This collection is for PC only, but as you should all know by know The Elder Scrolls games should only ever be played on the PC. This full collection will also come complete with all DLC available for every game. As a bonus the collection will also include 5 unique maps to the areas of Tamriel, Iliac Bay, Morrowind, Cyrodiil, and Skyrim. You can pick up The Elder Scrolls Anthology on September 10th for the PC for about $79.99, which is a great deal since the first two games are really hard to find these days. Here is the full list of games and DLC that will be included in this collection.

 The Games

The Elder Scrolls: Arena


The Elder Scrolls II: Daggerfall


The Elder Scrolls III: Morrowind


The Elder Scrolls IV: Oblivion


The Elder Scrolls V: Skyrim


 The DLC

The Elder Scrolls III DLC: Tribunal


The Elder Scrolls III DLC: Bloodmoon


The Elder Scrolls IV DLC: Knights of the Nine


The Elder Scrolls IV DLC: Shivering Isles


The Elder Scrolls V DLC: Dawnguard


The Elder Scrolls V DLC: Hearthfire


The Elder Scrolls V DLC: Dragonborn


The Elder Scrolls Anthology Thu, 01 Aug 2013 22:37:45 -0400 Zach Long

You know that moment when you're talking about having nothing to talk about and then all of a sudden... Wham! Bam! Kapowa! You find something out that changes the future for you? Well I had that a few minutes ago.

I realized I hadn't posted anything on here since my internship and desperately wanted something to write about so I keep from rusting my bones. When I got home I checked my Facebook post and I saw the picture from above. I looked who posted it and saw it was the official Elder Scrolls Facebook page. My heart skipped a beat. All I've ever wanted, at least for the past few years, is to play every Elder Scrolls game from beginning to end. While I've completed both Oblivion and Skyrim, IV and V respectively (multiple times mind you), I have never played any of the previous games due to owning a Mac and a PS3. Well I am soon getting a gaming PC and seeing this makes me want one even more.

I'm curious as to how Arena and Daggerfall hold up after all these years to someone who didn't start playing games until around 1995. It'll be interesting to see if it's enjoyable for a fan who was introduced in with Oblivion and whom has only put in about ten hours in Morrowind, due to never owning a copy.



Enough of the ranting.
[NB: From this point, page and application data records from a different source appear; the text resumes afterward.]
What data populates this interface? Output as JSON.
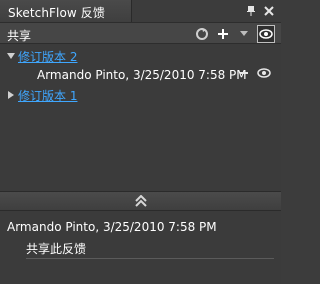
{
  "window": {
    "title": "SketchFlow 反馈"
  },
  "toolbar": {
    "label": "共享"
  },
  "revisions": [
    {
      "label": "修订版本 2",
      "expanded": true,
      "entries": [
        {
          "author_time": "Armando Pinto, 3/25/2010 7:58 PM"
        }
      ]
    },
    {
      "label": "修订版本 1",
      "expanded": false
    }
  ],
  "details": {
    "author_time": "Armando Pinto, 3/25/2010 7:58 PM",
    "comment": "共享此反馈"
  },
  "colors": {
    "link": "#3fa7ff",
    "panel_bg": "#3b3b3b",
    "text": "#ffffff"
  },
  "icons": {
    "pin": "pin-icon",
    "close": "close-icon",
    "refresh": "refresh-icon",
    "add": "plus-icon",
    "dropdown": "chevron-down-icon",
    "view": "eye-icon",
    "remove": "minus-icon",
    "collapse": "double-chevron-up-icon"
  }
}
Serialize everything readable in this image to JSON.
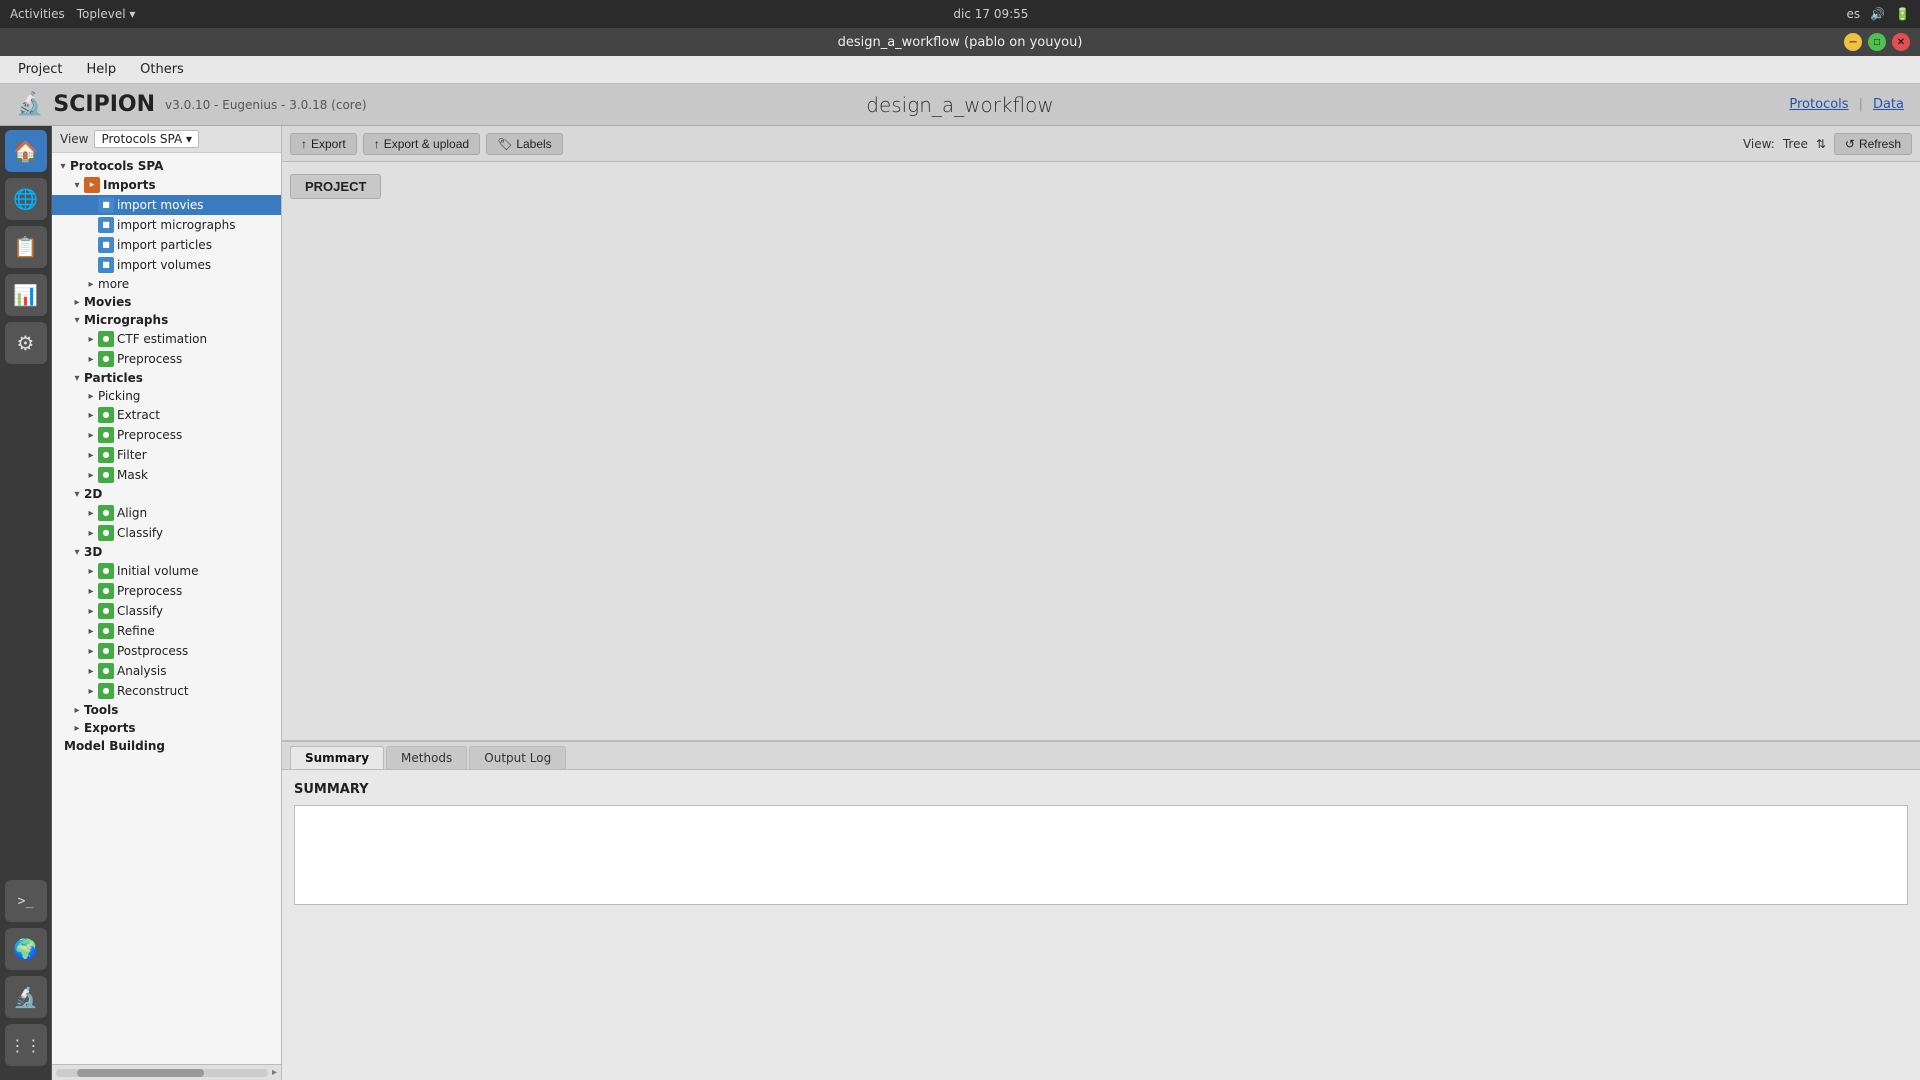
{
  "topbar": {
    "left": "Activities",
    "toplevel": "Toplevel",
    "datetime": "dic 17  09:55",
    "lang": "es"
  },
  "titlebar": {
    "title": "design_a_workflow (pablo on youyou)"
  },
  "menubar": {
    "items": [
      "Project",
      "Help",
      "Others"
    ]
  },
  "header": {
    "logo_text": "SCIPION",
    "version": "v3.0.10 - Eugenius - 3.0.18 (core)",
    "project_name": "design_a_workflow",
    "links": [
      "Protocols",
      "Data"
    ]
  },
  "toolbar": {
    "export_label": "Export",
    "export_upload_label": "Export & upload",
    "labels_label": "Labels",
    "view_label": "View:",
    "view_type": "Tree",
    "refresh_label": "Refresh"
  },
  "workflow": {
    "project_btn": "PROJECT"
  },
  "tree": {
    "root": "Protocols SPA",
    "view_label": "View",
    "view_value": "Protocols SPA",
    "sections": [
      {
        "name": "Imports",
        "expanded": true,
        "items": [
          {
            "label": "import movies",
            "selected": true,
            "icon": "blue"
          },
          {
            "label": "import micrographs",
            "selected": false,
            "icon": "blue"
          },
          {
            "label": "import particles",
            "selected": false,
            "icon": "blue"
          },
          {
            "label": "import volumes",
            "selected": false,
            "icon": "blue"
          },
          {
            "label": "more",
            "selected": false,
            "icon": null
          }
        ]
      },
      {
        "name": "Movies",
        "expanded": false,
        "items": []
      },
      {
        "name": "Micrographs",
        "expanded": true,
        "items": [
          {
            "label": "CTF estimation",
            "selected": false,
            "icon": "green"
          },
          {
            "label": "Preprocess",
            "selected": false,
            "icon": "green"
          }
        ]
      },
      {
        "name": "Particles",
        "expanded": true,
        "items": [
          {
            "label": "Picking",
            "selected": false,
            "icon": null
          },
          {
            "label": "Extract",
            "selected": false,
            "icon": "green"
          },
          {
            "label": "Preprocess",
            "selected": false,
            "icon": "green"
          },
          {
            "label": "Filter",
            "selected": false,
            "icon": "green"
          },
          {
            "label": "Mask",
            "selected": false,
            "icon": "green"
          }
        ]
      },
      {
        "name": "2D",
        "expanded": true,
        "items": [
          {
            "label": "Align",
            "selected": false,
            "icon": "green"
          },
          {
            "label": "Classify",
            "selected": false,
            "icon": "green"
          }
        ]
      },
      {
        "name": "3D",
        "expanded": true,
        "items": [
          {
            "label": "Initial volume",
            "selected": false,
            "icon": "green"
          },
          {
            "label": "Preprocess",
            "selected": false,
            "icon": "green"
          },
          {
            "label": "Classify",
            "selected": false,
            "icon": "green"
          },
          {
            "label": "Refine",
            "selected": false,
            "icon": "green"
          },
          {
            "label": "Postprocess",
            "selected": false,
            "icon": "green"
          },
          {
            "label": "Analysis",
            "selected": false,
            "icon": "green"
          },
          {
            "label": "Reconstruct",
            "selected": false,
            "icon": "green"
          }
        ]
      },
      {
        "name": "Tools",
        "expanded": false,
        "items": []
      },
      {
        "name": "Exports",
        "expanded": false,
        "items": []
      },
      {
        "name": "Model Building",
        "expanded": false,
        "items": []
      }
    ]
  },
  "bottom": {
    "tabs": [
      "Summary",
      "Methods",
      "Output Log"
    ],
    "active_tab": "Summary",
    "summary_label": "SUMMARY",
    "summary_content": ""
  },
  "sidebar_icons": [
    {
      "name": "home-icon",
      "symbol": "🏠"
    },
    {
      "name": "browser-icon",
      "symbol": "🌐"
    },
    {
      "name": "files-icon",
      "symbol": "📋"
    },
    {
      "name": "table-icon",
      "symbol": "📊"
    },
    {
      "name": "settings-icon",
      "symbol": "⚙"
    },
    {
      "name": "terminal-icon",
      "symbol": ">_"
    },
    {
      "name": "network-icon",
      "symbol": "🌍"
    },
    {
      "name": "scipion-icon",
      "symbol": "🔬"
    },
    {
      "name": "more-icon",
      "symbol": "⋮"
    }
  ]
}
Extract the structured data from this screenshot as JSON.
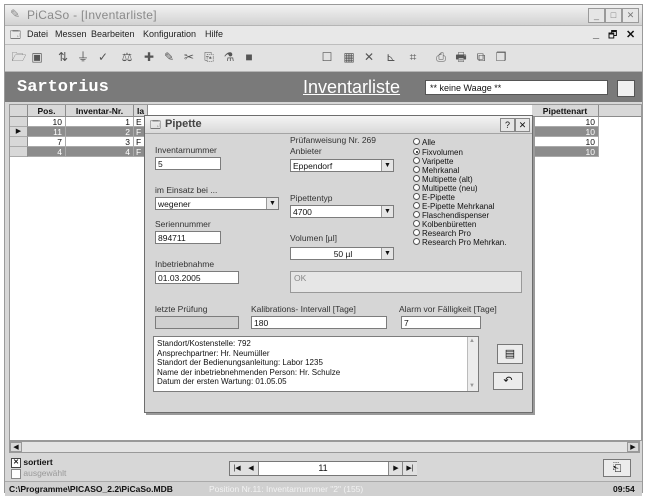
{
  "window": {
    "title": "PiCaSo - [Inventarliste]",
    "minimize_glyph": "_",
    "maximize_glyph": "□",
    "close_glyph": "✕",
    "mdi_min": "_",
    "mdi_max": "🗗",
    "mdi_close": "✕"
  },
  "menu": [
    "Datei",
    "Messen",
    "Bearbeiten",
    "Konfiguration",
    "Hilfe"
  ],
  "toolbar_icons": [
    "open-folder-icon",
    "save-icon",
    "sort-az-icon",
    "filter-icon",
    "check-icon",
    "scale-icon",
    "add-record-icon",
    "edit-record-icon",
    "delete-record-icon",
    "copy-record-icon",
    "weight-icon",
    "stop-icon",
    "window-icon",
    "grid-icon",
    "tools-icon",
    "chart-icon",
    "report-icon",
    "print-preview-icon",
    "printer-icon",
    "export-icon"
  ],
  "header": {
    "brand": "Sartorius",
    "list_title": "Inventarliste",
    "scale_value": "** keine Waage **"
  },
  "grid": {
    "columns": [
      "Pos.",
      "Inventar-Nr.",
      "Ia",
      "Pipettenart"
    ],
    "rows": [
      {
        "pos": "10",
        "inv": "1",
        "ia": "E",
        "art": "10",
        "current": false
      },
      {
        "pos": "11",
        "inv": "2",
        "ia": "F",
        "art": "10",
        "current": true
      },
      {
        "pos": "7",
        "inv": "3",
        "ia": "F",
        "art": "10",
        "current": false
      },
      {
        "pos": "4",
        "inv": "4",
        "ia": "F",
        "art": "10",
        "current": false
      }
    ]
  },
  "dialog": {
    "title": "Pipette",
    "inventarnummer_label": "Inventarnummer",
    "inventarnummer_value": "5",
    "einsatz_label": "im Einsatz bei ...",
    "einsatz_value": "wegener",
    "serien_label": "Seriennummer",
    "serien_value": "894711",
    "inbetrieb_label": "Inbetriebnahme",
    "inbetrieb_value": "01.03.2005",
    "pruef_label": "Prüfanweisung Nr. 269",
    "anbieter_label": "Anbieter",
    "anbieter_value": "Eppendorf",
    "typ_label": "Pipettentyp",
    "typ_value": "4700",
    "volumen_label": "Volumen [µl]",
    "volumen_value": "50 µl",
    "ok_text": "OK",
    "radio_options": [
      {
        "label": "Alle",
        "checked": false
      },
      {
        "label": "Fixvolumen",
        "checked": true
      },
      {
        "label": "Varipette",
        "checked": false
      },
      {
        "label": "Mehrkanal",
        "checked": false
      },
      {
        "label": "Multipette (alt)",
        "checked": false
      },
      {
        "label": "Multipette (neu)",
        "checked": false
      },
      {
        "label": "E-Pipette",
        "checked": false
      },
      {
        "label": "E-Pipette Mehrkanal",
        "checked": false
      },
      {
        "label": "Flaschendispenser",
        "checked": false
      },
      {
        "label": "Kolbenbüretten",
        "checked": false
      },
      {
        "label": "Research Pro",
        "checked": false
      },
      {
        "label": "Research Pro Mehrkan.",
        "checked": false
      }
    ],
    "letzte_label": "letzte Prüfung",
    "letzte_value": "",
    "kal_label": "Kalibrations- Intervall [Tage]",
    "kal_value": "180",
    "alarm_label": "Alarm vor Fälligkeit [Tage]",
    "alarm_value": "7",
    "notes": [
      "Standort/Kostenstelle: 792",
      "Ansprechpartner: Hr. Neumüller",
      "Standort der Bedienungsanleitung: Labor 1235",
      "Name der inbetriebnehmenden Person: Hr. Schulze",
      "Datum der ersten Wartung: 01.05.05"
    ],
    "help_glyph": "?",
    "close_glyph": "✕"
  },
  "bottom": {
    "sortiert_label": "sortiert",
    "sortiert_checked": true,
    "ausgewaehlt_label": "ausgewählt",
    "ausgewaehlt_checked": false,
    "nav_value": "11",
    "first_glyph": "|◀",
    "prev_glyph": "◀",
    "next_glyph": "▶",
    "last_glyph": "▶|"
  },
  "status": {
    "path": "C:\\Programme\\PICASO_2.2\\PiCaSo.MDB",
    "position": "Position Nr.11: Inventarnummer \"2\" (155)",
    "time": "09:54"
  }
}
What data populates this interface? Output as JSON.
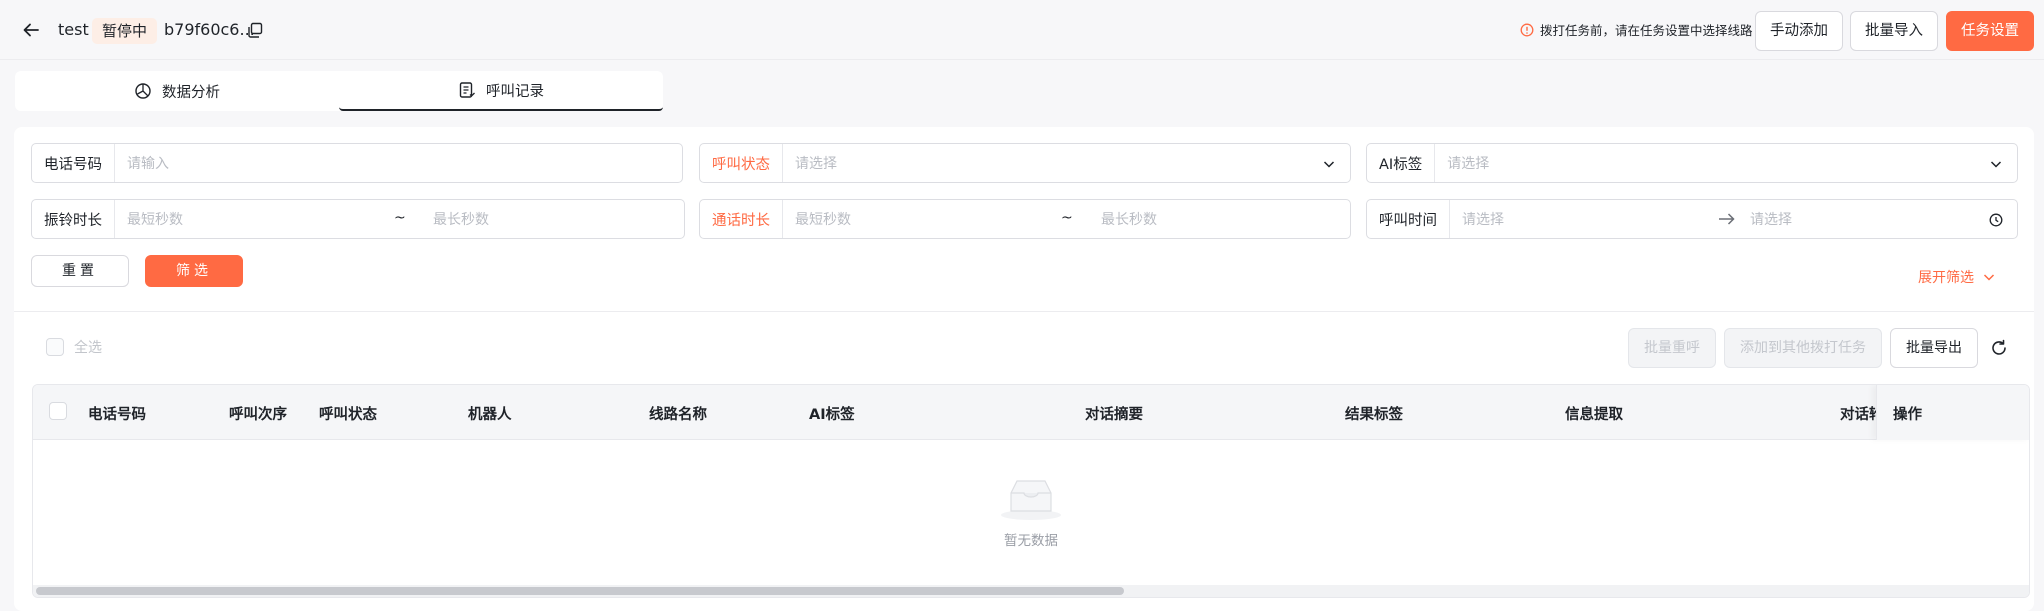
{
  "header": {
    "task_name": "test",
    "status": "暂停中",
    "task_id": "b79f60c6...",
    "tip": "拨打任务前，请在任务设置中选择线路",
    "manual_add": "手动添加",
    "batch_import": "批量导入",
    "task_settings": "任务设置"
  },
  "tabs": [
    {
      "label": "数据分析",
      "icon": "chart-pie-icon"
    },
    {
      "label": "呼叫记录",
      "icon": "record-list-icon"
    }
  ],
  "filters": {
    "phone": {
      "label": "电话号码",
      "placeholder": "请输入"
    },
    "call_status": {
      "label": "呼叫状态",
      "placeholder": "请选择"
    },
    "ai_tag": {
      "label": "AI标签",
      "placeholder": "请选择"
    },
    "ring_duration": {
      "label": "振铃时长",
      "min_placeholder": "最短秒数",
      "max_placeholder": "最长秒数"
    },
    "talk_duration": {
      "label": "通话时长",
      "min_placeholder": "最短秒数",
      "max_placeholder": "最长秒数"
    },
    "call_time": {
      "label": "呼叫时间",
      "start_placeholder": "请选择",
      "end_placeholder": "请选择"
    },
    "tilde": "~",
    "reset": "重置",
    "filter": "筛选",
    "expand": "展开筛选"
  },
  "toolbar": {
    "select_all": "全选",
    "batch_recall": "批量重呼",
    "add_to_other": "添加到其他拨打任务",
    "batch_export": "批量导出"
  },
  "table": {
    "columns": [
      "电话号码",
      "呼叫次序",
      "呼叫状态",
      "机器人",
      "线路名称",
      "AI标签",
      "对话摘要",
      "结果标签",
      "信息提取",
      "对话轮"
    ],
    "action_column": "操作",
    "empty_text": "暂无数据"
  },
  "colors": {
    "accent": "#ff6a43",
    "badge_bg": "#fdeee6"
  }
}
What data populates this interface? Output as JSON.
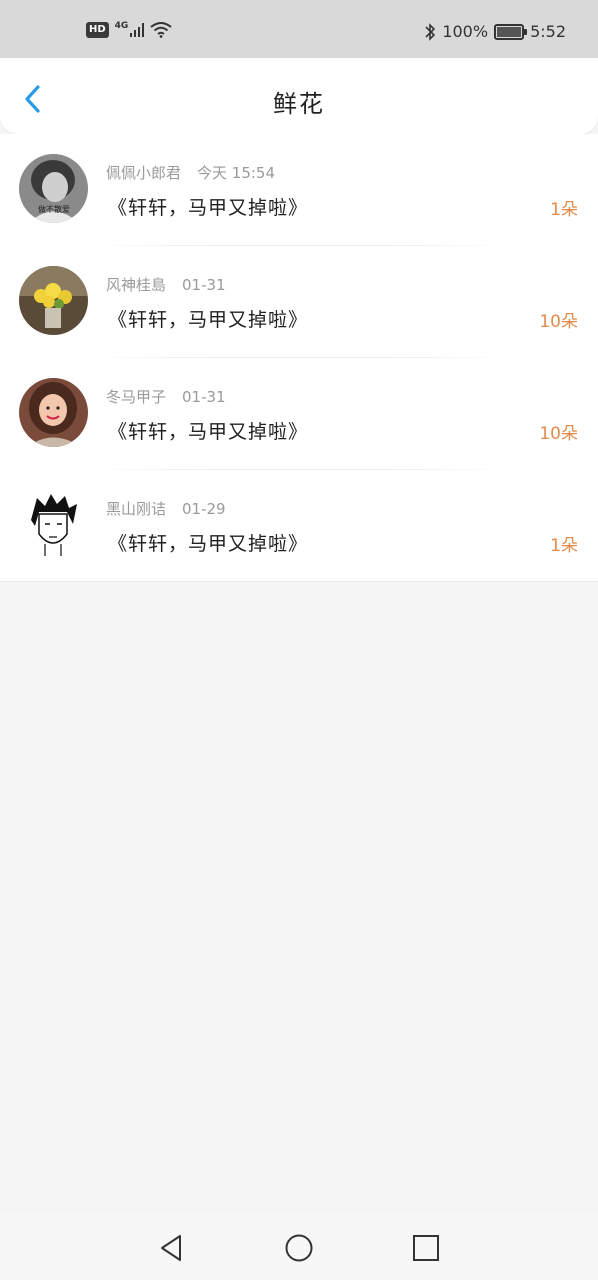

According to Game Informer it will be released on September 10th solely for PC and will take $79.99 out of your wallet. I think that's a fair price for a beautiful collection of maps, artwork, and such brilliantly crafted fantasy games.